Sir Edward Parry
|Hydrographer of the Navy|
1 December 1823 – 13 May 1829
|Preceded by||Thomas Hannaford Hurd|
|Succeeded by||Sir Francis Beaufort|
William Edward Parry
19 December 1790
Bath, Somerset, England
|Died||8 July 1855 (aged 64)|
Bad Ems, Kingdom of Prussia
|Education||King Edward's School|
|Occupation||Arctic explorer, hydrographer|
|Known for||Farthest North in 1827|
Rear-Admiral Sir William Edward Parry (19 December 1790 – 8 July 1855) was an Anglo-Welsh explorer of the Arctic best known for his 1819–1820 expedition through the Parry Channel, probably the most successful in the long quest for the Northwest Passage, until it was finally negotiated by Roald Amundsen in 1906.

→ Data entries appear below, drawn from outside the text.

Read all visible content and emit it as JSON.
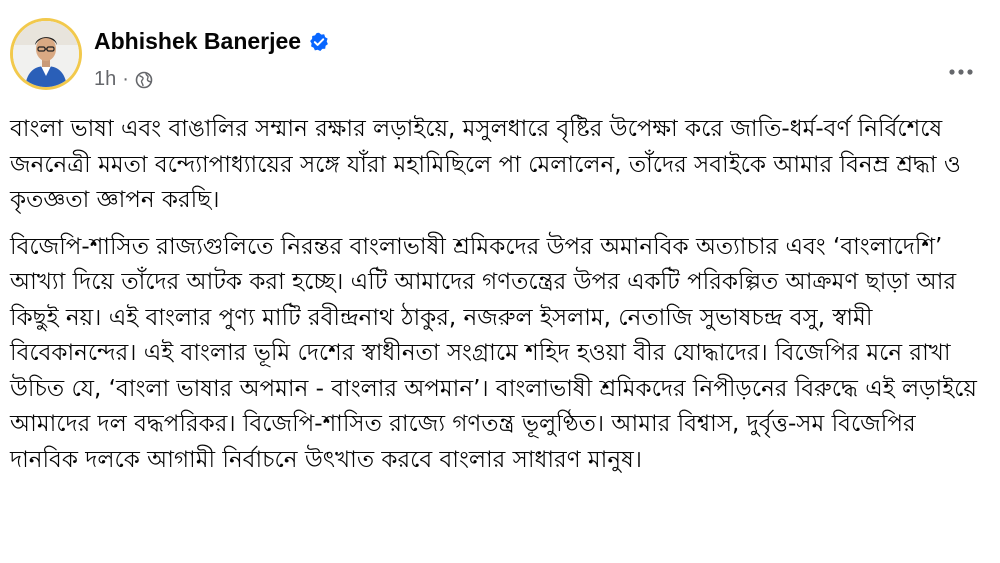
{
  "post": {
    "author": {
      "name": "Abhishek Banerjee",
      "verified": true,
      "verified_icon": "verified-badge-icon",
      "avatar": "profile-photo"
    },
    "time": "1h",
    "separator": "·",
    "audience_icon": "globe-icon",
    "more_icon": "more-options-icon",
    "paragraphs": [
      "বাংলা ভাষা এবং বাঙালির সম্মান রক্ষার লড়াইয়ে, মসুলধারে বৃষ্টির উপেক্ষা করে জাতি-ধর্ম-বর্ণ নির্বিশেষে জননেত্রী মমতা বন্দ্যোপাধ্যায়ের সঙ্গে যাঁরা মহামিছিলে পা মেলালেন, তাঁদের সবাইকে আমার বিনম্র শ্রদ্ধা ও কৃতজ্ঞতা জ্ঞাপন করছি।",
      "বিজেপি-শাসিত রাজ্যগুলিতে নিরন্তর বাংলাভাষী শ্রমিকদের উপর অমানবিক অত্যাচার এবং ‘বাংলাদেশি’ আখ্যা দিয়ে তাঁদের আটক করা হচ্ছে। এটি আমাদের গণতন্ত্রের উপর একটি পরিকল্পিত আক্রমণ ছাড়া আর কিছুই নয়। এই বাংলার পুণ্য মাটি রবীন্দ্রনাথ ঠাকুর, নজরুল ইসলাম, নেতাজি সুভাষচন্দ্র বসু, স্বামী বিবেকানন্দের। এই বাংলার ভূমি  দেশের স্বাধীনতা সংগ্রামে শহিদ হওয়া বীর যোদ্ধাদের। বিজেপির মনে রাখা উচিত যে, ‘বাংলা ভাষার অপমান - বাংলার অপমান’। বাংলাভাষী শ্রমিকদের নিপীড়নের বিরুদ্ধে এই লড়াইয়ে আমাদের দল বদ্ধপরিকর। বিজেপি-শাসিত রাজ্যে গণতন্ত্র ভূলুণ্ঠিত। আমার বিশ্বাস, দুর্বৃত্ত-সম বিজেপির দানবিক দলকে আগামী নির্বাচনে উৎখাত করবে বাংলার সাধারণ মানুষ।"
    ]
  },
  "colors": {
    "text": "#050505",
    "secondary_text": "#65676b",
    "verified_blue": "#0866ff",
    "avatar_ring": "#f2c94c",
    "background": "#ffffff"
  }
}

In 1827, Parry attempted one of the earliest expeditions to the North Pole. He reached 82° 45' N, setting a record for human exploration Farthest North that stood for nearly five decades before being surpassed at 83° 20' N by Albert Hastings Markham in 1875.